Of most interest, is the attention that this song received in Australian newspapers in connection with efforts to establish a song to become synonymous with the First World War. In all articles discussing this topic that appeared in Australian newspapers, the song 'Annie Laurie' always made an appearance. Annie Laurie was popular during the Crimean War, in both the trenches and with civilians, an old Scottish song that had been popularised in time to 'provide each brave British soldier with a satisfactory embodiment in song of his best girl at home.' The success of the contemporary 'It’s a long way to Tipperary' was attributed to the presence of her first cousin and hopeful songwriters were advised that if they want to write a marching song for Australian troops, then, 'Don’t forget the girl'. The sentiment was immortalised in a poem titled 'The Song of the Camp' by Bayard Taylor, which was published in several Australian newspapers during the First World War, and the event that led to the penning of this poem was described by AM in the Weekly Scotsman and reproduced in The Telegraph (Brisbane), on Wednesday 6 January 1915. The event occurred at Sebastopol, when a request was made for a song and a corporal of the 2nd Battalion Rifle Brigade began to sing 'Annie Laurie' with the chorus taken up by the audience so that hundreds of voices performed in both 'exact time and harmony'. AM wrote that 'the heart of each singer was evidently far away over the sea', and this sentiment is echoed in Taylor’s poem, that although, 'Each heart recall’d a different name', they all sang 'Annie Laurie'.

It also seemed that 'Annie Laurie' was a popular song on both sides of the battlefield. One letter written by an anonymous soldier published in The Evening News (Sydney) on 23 February 1915, recounted they had heard the Germans singing 'The Watch on the Rhine', many times.
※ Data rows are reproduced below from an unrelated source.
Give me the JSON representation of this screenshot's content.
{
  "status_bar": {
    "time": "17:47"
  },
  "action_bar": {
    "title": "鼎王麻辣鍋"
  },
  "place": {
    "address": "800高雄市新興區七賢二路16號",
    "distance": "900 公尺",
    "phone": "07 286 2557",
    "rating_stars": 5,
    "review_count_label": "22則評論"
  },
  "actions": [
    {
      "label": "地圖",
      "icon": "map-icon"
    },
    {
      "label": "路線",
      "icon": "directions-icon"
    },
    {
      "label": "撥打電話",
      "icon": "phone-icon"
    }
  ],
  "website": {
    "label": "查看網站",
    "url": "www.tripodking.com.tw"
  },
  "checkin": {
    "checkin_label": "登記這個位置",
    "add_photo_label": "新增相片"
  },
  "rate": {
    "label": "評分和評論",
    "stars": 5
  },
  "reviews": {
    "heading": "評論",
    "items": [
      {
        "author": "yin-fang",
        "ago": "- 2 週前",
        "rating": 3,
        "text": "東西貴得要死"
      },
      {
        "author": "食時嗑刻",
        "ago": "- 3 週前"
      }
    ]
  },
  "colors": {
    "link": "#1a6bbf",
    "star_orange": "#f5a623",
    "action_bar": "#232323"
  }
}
He continues his account to say that some men claimed they heard a phonograph behind German lines, playing the distinct strains of 'Annie Laurie'.

The song 'Annie Laurie' continued its popularity in Australia after the First World War with many honourable mentions at welcome home concerts and concerts to entertain the soldiers. Driver E Mitton, who served with the 48th Battalion, was afforded a social event when he returned to Mount Gambier on 11 October 1918, where the song was performed by Miss Myrtle Beckman. A similar event was held to honour the return of Private W White at Candelo on Friday 6 December1918, where the song was performed as a duet by Sylvia and Dorothy Alcock. The Anzacs on Furlough Entertainment Committee organised a programme that featured a performance of the song by Lena Hammond which was observed to bring a smile to one veteran officer who had seen many campaigns. Possibly the biggest performance of this song during this period was given by Dame Nellie Melba at Melbourne Town to welcome home returned soldiers during the afternoon of Thursday 19 December 1918.